In eastern India, the heat will help fuel afternoon thunderstorms daily through this weekend.
"Later this weekend into early next week, a tropical cyclone is expected to develop in the Bay of Bengal," AccuWeather Senior Meteorologist Jason Nicholls said.
"The budding cyclone would likely threaten Bangladesh but may work to worsen the heat in Odisha and Chhattisgarh into Bihar," he said. This spike in temperatures may come on Tuesday.
Southern India will avoid the most intense heat into next week as daily showers and thunderstorms and less sunshine keep temperatures at more seasonable levels.
Monsoon moisture is expected to increase across southern India over the next week or two, bringing further relief from the heat.
The monsoon is expected to advance at a normal rate this year, reaching New Delhi by the end of June.

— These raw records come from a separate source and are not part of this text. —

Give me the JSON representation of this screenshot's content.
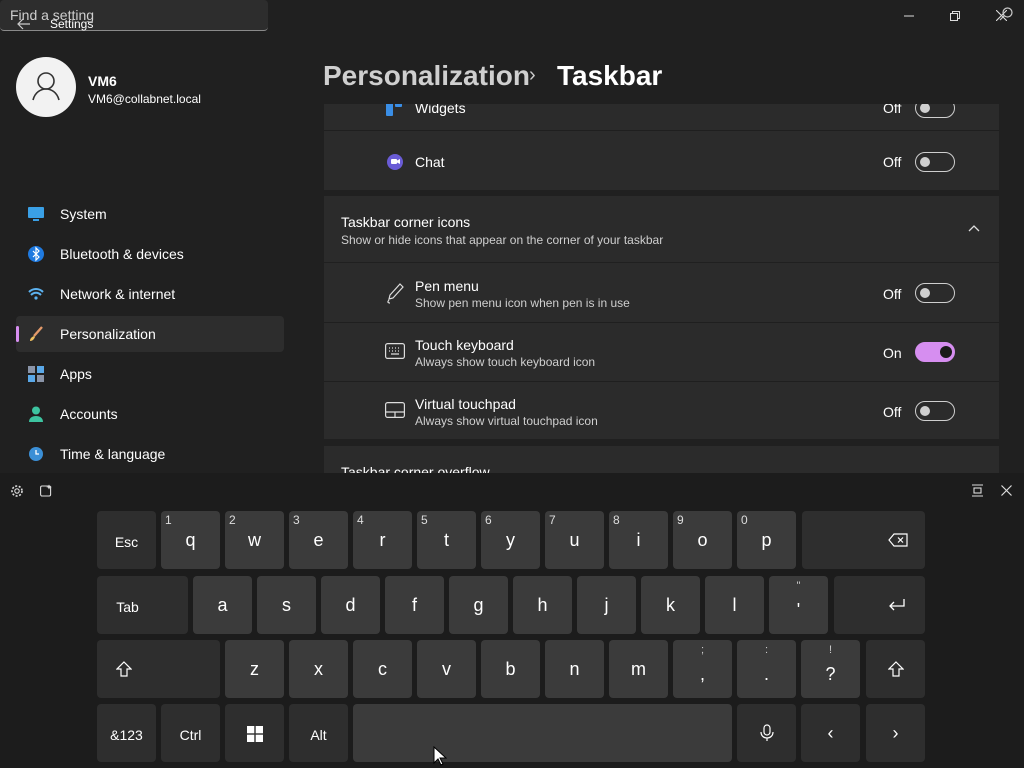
{
  "app": {
    "title": "Settings"
  },
  "window": {
    "minimize": "—",
    "maximize": "❐",
    "close": "✕"
  },
  "profile": {
    "name": "VM6",
    "email": "VM6@collabnet.local"
  },
  "search": {
    "placeholder": "Find a setting"
  },
  "sidebar": {
    "items": [
      {
        "label": "System"
      },
      {
        "label": "Bluetooth & devices"
      },
      {
        "label": "Network & internet"
      },
      {
        "label": "Personalization"
      },
      {
        "label": "Apps"
      },
      {
        "label": "Accounts"
      },
      {
        "label": "Time & language"
      }
    ]
  },
  "breadcrumb": {
    "parent": "Personalization",
    "separator": "›",
    "current": "Taskbar"
  },
  "content": {
    "widgets": {
      "label": "Widgets",
      "state": "Off"
    },
    "chat": {
      "label": "Chat",
      "state": "Off"
    },
    "corner_icons": {
      "title": "Taskbar corner icons",
      "subtitle": "Show or hide icons that appear on the corner of your taskbar",
      "items": [
        {
          "title": "Pen menu",
          "subtitle": "Show pen menu icon when pen is in use",
          "state": "Off"
        },
        {
          "title": "Touch keyboard",
          "subtitle": "Always show touch keyboard icon",
          "state": "On"
        },
        {
          "title": "Virtual touchpad",
          "subtitle": "Always show virtual touchpad icon",
          "state": "Off"
        }
      ]
    },
    "overflow": {
      "title": "Taskbar corner overflow"
    }
  },
  "keyboard": {
    "row1": [
      {
        "main": "Esc"
      },
      {
        "main": "q",
        "alt": "1"
      },
      {
        "main": "w",
        "alt": "2"
      },
      {
        "main": "e",
        "alt": "3"
      },
      {
        "main": "r",
        "alt": "4"
      },
      {
        "main": "t",
        "alt": "5"
      },
      {
        "main": "y",
        "alt": "6"
      },
      {
        "main": "u",
        "alt": "7"
      },
      {
        "main": "i",
        "alt": "8"
      },
      {
        "main": "o",
        "alt": "9"
      },
      {
        "main": "p",
        "alt": "0"
      }
    ],
    "row2": [
      {
        "main": "Tab"
      },
      {
        "main": "a"
      },
      {
        "main": "s"
      },
      {
        "main": "d"
      },
      {
        "main": "f"
      },
      {
        "main": "g"
      },
      {
        "main": "h"
      },
      {
        "main": "j"
      },
      {
        "main": "k"
      },
      {
        "main": "l"
      },
      {
        "up": "\"",
        "low": "'"
      }
    ],
    "row3": [
      {
        "main": "z"
      },
      {
        "main": "x"
      },
      {
        "main": "c"
      },
      {
        "main": "v"
      },
      {
        "main": "b"
      },
      {
        "main": "n"
      },
      {
        "main": "m"
      },
      {
        "up": ";",
        "low": ","
      },
      {
        "up": ":",
        "low": "."
      },
      {
        "up": "!",
        "low": "?"
      }
    ],
    "row4": {
      "symbols": "&123",
      "ctrl": "Ctrl",
      "alt": "Alt",
      "left": "‹",
      "right": "›"
    }
  },
  "colors": {
    "accent": "#d68ef0",
    "background": "#202020",
    "card": "#2b2b2b",
    "key": "#3b3b3b"
  }
}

The northwest progression of the monsoon will finally bring prolonged relief from the heat to millions of people who have endured rounds of dangerous heat since late March.